PHILADELPHIA, PA – On August 10 parents, caregivers, and community organizations filed suit in the case of A.W. v. Commonwealth to challenge Pennsylvania’s ChildLine Registry as unconstitutional. The suit, filed in Commonwealth Court, alleges that parents and caregivers are listed on the Registry and labeled as “child abusers” without first having a chance to defend themselves at a hearing, which is a violation of due process and the right to reputation under Pennsylvania’s Constitution.
Petitioners in this case are represented by attorneys from the Employment and Family Advocacy units of Community Legal Services (CLS); Peter (Tad) LeVan of LeVan Stapleton Segal Cochran LLC; and Seth Kreimer, professor at the University of Pennsylvania Carey Law School.
As the stories of the Petitioners in the lawsuit demonstrate, it is far too easy to be “indicated” for child abuse in Pennsylvania and listed on the Childline Registry. The allegations against parents and caregivers often arise from situations like missed doctor appointments, accidental injuries, or medical conditions with unknown causes.
Petitioner A.W. was indicated and placed on the Registry when a child in the group home where she worked developed unexplained bruising that a doctor believed would have occurred in the week prior. A.W. had no knowledge of how the bruising occurred, but she, along with six colleagues who had worked during the prior week, were all issued “indicated” reports and listed on the Registry without a hearing.
Being listed on the Registry excludes individuals from employment in all childcare and many health care jobs. The childcare and health care sectors are currently facing dire worker shortages that are compounded by the unnecessary exclusion of dedicated workers like A.W.

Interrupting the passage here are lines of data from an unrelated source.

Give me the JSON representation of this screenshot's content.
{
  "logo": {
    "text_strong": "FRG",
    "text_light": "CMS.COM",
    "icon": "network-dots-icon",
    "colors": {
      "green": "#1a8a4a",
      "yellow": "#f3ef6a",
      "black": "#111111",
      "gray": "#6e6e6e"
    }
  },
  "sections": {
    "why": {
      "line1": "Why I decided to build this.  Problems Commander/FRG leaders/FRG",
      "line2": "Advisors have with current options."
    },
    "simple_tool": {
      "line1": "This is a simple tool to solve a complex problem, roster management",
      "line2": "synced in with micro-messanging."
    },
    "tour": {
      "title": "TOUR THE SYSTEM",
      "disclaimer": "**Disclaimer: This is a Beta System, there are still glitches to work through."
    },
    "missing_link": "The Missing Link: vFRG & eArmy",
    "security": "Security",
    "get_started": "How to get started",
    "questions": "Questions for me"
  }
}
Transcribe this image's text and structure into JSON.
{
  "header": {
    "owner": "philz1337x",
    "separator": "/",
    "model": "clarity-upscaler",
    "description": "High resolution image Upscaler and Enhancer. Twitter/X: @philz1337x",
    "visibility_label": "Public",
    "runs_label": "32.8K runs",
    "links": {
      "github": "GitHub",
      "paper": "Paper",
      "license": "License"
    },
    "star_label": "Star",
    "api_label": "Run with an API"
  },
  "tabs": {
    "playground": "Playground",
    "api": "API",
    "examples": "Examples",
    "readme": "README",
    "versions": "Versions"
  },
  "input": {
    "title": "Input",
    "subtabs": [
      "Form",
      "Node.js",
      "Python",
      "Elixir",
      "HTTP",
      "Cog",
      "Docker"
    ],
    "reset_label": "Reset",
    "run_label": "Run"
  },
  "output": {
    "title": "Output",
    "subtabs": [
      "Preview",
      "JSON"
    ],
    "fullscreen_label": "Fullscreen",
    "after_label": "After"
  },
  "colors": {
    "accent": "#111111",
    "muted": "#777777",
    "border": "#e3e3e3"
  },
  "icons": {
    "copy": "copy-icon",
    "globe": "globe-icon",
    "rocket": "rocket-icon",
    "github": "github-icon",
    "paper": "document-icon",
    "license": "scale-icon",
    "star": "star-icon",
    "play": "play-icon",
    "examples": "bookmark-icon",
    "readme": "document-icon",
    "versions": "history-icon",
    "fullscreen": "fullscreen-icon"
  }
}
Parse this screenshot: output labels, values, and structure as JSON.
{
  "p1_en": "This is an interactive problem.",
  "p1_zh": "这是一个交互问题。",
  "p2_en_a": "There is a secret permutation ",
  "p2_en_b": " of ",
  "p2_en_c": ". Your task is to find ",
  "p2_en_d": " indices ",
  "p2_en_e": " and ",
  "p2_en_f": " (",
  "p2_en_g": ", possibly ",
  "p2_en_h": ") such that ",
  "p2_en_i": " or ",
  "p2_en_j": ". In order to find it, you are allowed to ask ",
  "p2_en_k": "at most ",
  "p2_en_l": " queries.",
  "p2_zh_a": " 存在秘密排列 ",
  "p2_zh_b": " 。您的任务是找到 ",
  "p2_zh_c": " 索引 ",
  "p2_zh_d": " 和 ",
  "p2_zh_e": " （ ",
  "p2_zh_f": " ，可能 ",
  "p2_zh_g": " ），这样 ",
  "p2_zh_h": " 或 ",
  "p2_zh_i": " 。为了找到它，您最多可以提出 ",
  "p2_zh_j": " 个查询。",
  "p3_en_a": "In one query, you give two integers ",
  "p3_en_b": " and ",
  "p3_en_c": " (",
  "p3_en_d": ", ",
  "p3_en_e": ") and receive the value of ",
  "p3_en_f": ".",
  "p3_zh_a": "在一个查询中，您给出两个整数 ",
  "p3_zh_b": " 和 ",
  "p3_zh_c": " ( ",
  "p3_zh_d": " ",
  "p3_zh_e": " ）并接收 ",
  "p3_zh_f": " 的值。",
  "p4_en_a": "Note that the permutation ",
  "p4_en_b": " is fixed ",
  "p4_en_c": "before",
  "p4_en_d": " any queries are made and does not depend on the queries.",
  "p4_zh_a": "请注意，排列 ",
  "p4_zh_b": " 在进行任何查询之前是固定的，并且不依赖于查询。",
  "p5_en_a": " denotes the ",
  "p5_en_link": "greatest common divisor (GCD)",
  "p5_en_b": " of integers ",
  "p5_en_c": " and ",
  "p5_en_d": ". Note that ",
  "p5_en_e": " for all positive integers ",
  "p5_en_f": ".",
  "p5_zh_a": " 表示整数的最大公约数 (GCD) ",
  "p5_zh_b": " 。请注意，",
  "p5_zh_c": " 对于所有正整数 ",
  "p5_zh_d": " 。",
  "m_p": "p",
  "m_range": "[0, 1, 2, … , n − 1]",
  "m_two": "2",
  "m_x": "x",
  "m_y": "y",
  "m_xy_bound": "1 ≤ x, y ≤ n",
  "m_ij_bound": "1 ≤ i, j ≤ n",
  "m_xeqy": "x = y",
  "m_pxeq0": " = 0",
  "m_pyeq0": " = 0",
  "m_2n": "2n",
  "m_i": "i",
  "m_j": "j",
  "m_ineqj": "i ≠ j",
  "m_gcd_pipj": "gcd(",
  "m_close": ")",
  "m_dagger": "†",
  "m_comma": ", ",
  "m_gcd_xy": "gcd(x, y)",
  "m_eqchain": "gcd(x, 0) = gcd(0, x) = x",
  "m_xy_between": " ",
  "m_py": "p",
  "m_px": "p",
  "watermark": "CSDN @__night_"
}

CLS has long represented parents and caregivers accused of child abuse and neglect to help them clear their names and access employment.
“The cases we see at CLS involve primarily Black and Brown women who are hyper-surveilled and indicated based on circumstances that do not meet the legal definitions of child abuse or neglect. Even though we are usually successful in getting our clients removed from the Registry, it is a lengthy process and harm has already been done in the meantime – people lose their jobs, their reputations are damaged, and it’s traumatizing to both parents and children,” said Jamie Gullen, Managing Attorney of the Employment Unit and Youth Justice Project at Community Legal Services.
Many people either never receive notice that they have been listed on the Registry, or are stymied by a confusing appeals system. A.W., for example, has spent over a decade trying to clear her name but has never been able to get a hearing in her case.
“The Byzantine process for an individual to file an appeal seeking to be removed from the Registry is so complex that, even with legal counsel, it is a challenge to navigate. Unfortunately, most individuals lack access to legal assistance and, as a result, are effectively stuck on the Registry for life,” explained Peter (Tad) LeVan of LeVan Stapleton Segal Cochran LLC.
In addition to causing employment barriers, being listed on the Registry precludes parents and caregivers from volunteering in school, community, and extra-curricular activities – even for their own children.
Petitioner organization La Liga del Barrio, a Latino youth basketball league in North Philadelphia, faces a volunteer shortage because of how many parents and caregivers were unjustly listed on the Registry without an opportunity to be heard.
“Many parents we see have no idea they have been listed on the Registry until they want to volunteer with the league and have to get a clearance. When they find out they are on the Registry and are barred from volunteering, they are devastated,” said Raymond Alvarez, President and CEO of La Liga.
Ultimately, Petitioners argue that the ChildLine Registry is harming children. “When parents cannot find work and are not allowed to be fully engaged in their children’s lives, the ChildLine registry harms the very children and communities it purports to protect,” said Alex Dutton, Staff Attorney in the Family Advocacy Unit at CLS.